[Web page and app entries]

○ ○ ○ ○

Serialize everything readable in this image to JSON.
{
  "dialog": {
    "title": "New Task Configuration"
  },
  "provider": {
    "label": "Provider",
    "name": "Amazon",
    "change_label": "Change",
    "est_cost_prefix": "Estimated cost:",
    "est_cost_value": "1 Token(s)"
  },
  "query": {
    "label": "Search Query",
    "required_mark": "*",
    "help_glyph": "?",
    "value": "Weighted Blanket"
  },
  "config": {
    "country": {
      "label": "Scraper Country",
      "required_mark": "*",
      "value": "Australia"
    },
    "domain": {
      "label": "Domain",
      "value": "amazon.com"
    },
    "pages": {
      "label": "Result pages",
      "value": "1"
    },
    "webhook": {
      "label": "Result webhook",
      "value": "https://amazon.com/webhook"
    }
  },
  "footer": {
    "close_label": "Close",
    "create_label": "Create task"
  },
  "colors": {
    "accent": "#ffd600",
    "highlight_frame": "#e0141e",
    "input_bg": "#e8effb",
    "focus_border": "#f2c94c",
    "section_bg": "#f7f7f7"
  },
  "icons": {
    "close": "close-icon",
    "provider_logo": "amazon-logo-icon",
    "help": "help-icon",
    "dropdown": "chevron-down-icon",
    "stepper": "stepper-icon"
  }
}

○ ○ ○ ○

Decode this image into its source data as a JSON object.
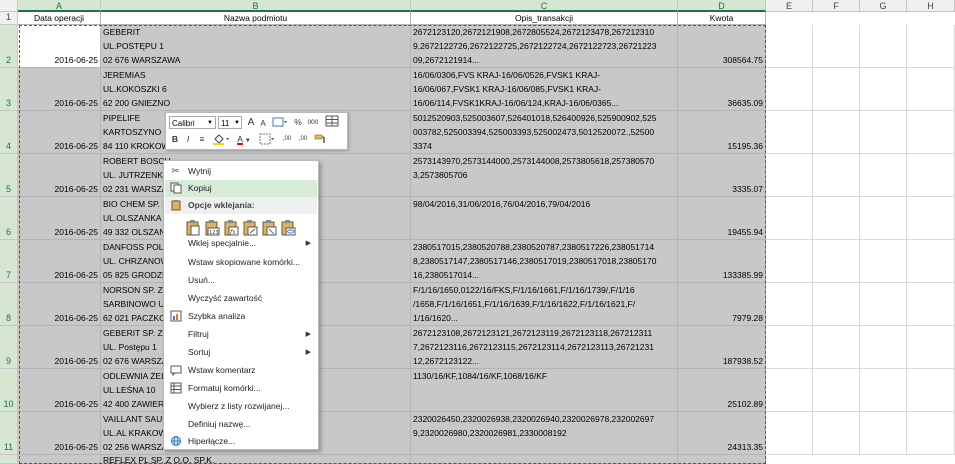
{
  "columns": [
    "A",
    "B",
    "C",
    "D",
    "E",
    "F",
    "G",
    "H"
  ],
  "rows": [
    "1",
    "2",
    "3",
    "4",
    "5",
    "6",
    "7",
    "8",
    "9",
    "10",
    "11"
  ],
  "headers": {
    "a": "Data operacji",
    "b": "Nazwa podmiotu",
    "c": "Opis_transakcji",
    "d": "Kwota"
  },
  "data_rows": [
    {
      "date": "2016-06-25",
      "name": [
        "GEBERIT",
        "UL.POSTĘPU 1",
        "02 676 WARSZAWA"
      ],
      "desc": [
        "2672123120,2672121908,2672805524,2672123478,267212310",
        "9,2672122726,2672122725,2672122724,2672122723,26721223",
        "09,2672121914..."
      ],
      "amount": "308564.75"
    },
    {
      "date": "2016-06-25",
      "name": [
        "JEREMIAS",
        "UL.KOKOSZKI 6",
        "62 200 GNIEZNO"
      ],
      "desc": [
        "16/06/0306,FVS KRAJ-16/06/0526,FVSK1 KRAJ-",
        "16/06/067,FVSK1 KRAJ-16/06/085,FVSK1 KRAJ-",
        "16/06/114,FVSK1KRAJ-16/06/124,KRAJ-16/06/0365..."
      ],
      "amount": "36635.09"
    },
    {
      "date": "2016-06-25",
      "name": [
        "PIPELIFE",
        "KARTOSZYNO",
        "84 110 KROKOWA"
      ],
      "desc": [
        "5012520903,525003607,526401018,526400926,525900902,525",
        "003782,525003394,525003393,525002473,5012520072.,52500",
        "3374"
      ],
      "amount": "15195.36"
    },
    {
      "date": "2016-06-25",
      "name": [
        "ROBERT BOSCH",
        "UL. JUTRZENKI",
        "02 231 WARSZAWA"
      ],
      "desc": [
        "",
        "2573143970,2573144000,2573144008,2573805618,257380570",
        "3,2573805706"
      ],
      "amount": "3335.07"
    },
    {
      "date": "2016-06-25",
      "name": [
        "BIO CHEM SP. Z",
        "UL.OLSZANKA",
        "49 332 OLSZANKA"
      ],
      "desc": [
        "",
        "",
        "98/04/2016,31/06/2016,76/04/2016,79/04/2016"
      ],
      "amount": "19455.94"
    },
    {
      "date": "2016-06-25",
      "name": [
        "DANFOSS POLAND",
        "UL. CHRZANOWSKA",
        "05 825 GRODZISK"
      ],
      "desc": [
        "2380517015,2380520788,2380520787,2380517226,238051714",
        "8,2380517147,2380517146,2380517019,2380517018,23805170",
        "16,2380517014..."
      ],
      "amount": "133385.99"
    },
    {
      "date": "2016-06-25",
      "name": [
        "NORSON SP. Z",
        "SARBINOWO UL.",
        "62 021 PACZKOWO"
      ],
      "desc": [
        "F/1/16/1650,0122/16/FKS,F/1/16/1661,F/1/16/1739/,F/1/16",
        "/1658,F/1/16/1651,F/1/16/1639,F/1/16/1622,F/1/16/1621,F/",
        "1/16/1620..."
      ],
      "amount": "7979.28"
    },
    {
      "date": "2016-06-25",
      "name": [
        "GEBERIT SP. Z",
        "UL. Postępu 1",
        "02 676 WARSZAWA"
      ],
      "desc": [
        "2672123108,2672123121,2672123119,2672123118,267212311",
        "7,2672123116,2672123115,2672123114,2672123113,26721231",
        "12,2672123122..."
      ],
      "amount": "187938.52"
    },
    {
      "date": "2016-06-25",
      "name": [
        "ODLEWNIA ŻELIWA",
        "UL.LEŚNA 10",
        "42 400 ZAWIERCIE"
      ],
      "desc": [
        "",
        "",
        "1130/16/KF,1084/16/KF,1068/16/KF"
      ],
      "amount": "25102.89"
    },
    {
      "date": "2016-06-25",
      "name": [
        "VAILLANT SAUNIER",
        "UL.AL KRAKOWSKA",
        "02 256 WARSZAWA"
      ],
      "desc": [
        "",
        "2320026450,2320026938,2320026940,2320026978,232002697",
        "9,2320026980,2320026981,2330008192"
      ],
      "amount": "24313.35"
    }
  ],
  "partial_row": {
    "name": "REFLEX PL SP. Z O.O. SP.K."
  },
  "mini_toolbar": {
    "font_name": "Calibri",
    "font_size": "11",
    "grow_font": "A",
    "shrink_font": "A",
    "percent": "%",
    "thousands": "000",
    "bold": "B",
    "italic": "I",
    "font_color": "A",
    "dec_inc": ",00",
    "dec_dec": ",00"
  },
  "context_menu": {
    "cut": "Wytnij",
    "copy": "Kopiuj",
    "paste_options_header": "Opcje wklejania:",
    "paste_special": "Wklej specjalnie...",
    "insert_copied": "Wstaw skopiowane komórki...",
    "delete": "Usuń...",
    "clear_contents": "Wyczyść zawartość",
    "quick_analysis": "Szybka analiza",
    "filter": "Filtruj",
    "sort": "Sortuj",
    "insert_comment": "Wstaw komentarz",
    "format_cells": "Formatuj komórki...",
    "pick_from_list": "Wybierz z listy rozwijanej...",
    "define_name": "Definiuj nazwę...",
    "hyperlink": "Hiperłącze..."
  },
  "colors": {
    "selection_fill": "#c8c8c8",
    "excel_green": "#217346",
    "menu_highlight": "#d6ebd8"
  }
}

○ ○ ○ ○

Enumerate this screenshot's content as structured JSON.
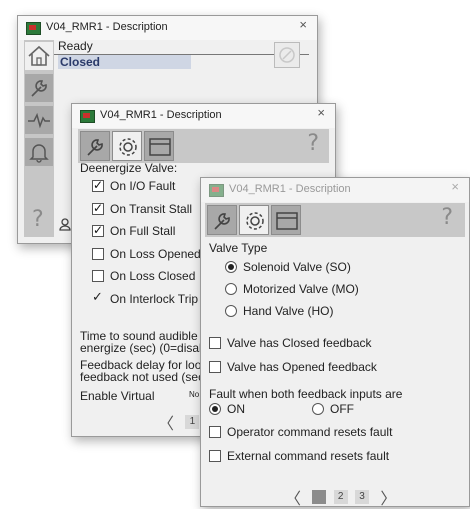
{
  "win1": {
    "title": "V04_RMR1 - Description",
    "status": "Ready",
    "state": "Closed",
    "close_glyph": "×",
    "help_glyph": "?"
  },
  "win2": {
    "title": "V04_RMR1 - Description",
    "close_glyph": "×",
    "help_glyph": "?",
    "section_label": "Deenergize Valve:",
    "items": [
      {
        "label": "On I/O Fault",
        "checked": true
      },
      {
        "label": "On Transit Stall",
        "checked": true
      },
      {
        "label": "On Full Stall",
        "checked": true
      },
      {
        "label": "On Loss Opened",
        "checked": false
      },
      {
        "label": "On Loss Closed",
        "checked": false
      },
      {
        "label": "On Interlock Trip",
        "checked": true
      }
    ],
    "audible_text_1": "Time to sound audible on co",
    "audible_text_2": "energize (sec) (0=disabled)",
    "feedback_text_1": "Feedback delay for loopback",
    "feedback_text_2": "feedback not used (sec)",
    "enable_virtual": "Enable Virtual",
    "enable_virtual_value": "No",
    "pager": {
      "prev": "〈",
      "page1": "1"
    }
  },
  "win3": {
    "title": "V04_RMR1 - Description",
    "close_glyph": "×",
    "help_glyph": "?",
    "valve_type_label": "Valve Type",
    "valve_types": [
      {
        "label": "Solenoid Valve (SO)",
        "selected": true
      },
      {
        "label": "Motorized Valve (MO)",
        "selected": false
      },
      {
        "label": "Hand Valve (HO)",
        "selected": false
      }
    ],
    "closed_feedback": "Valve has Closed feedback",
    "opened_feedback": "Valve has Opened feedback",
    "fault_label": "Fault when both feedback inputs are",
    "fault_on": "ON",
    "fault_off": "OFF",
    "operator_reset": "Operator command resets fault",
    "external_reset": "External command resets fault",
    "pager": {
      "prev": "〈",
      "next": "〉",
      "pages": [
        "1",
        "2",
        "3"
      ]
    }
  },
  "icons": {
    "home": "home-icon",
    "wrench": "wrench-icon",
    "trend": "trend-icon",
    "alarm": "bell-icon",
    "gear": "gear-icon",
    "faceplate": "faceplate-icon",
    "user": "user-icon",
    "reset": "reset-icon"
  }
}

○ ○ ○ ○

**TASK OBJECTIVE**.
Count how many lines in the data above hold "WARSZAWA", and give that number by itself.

**ANSWER TO THE EXERCISE**.
4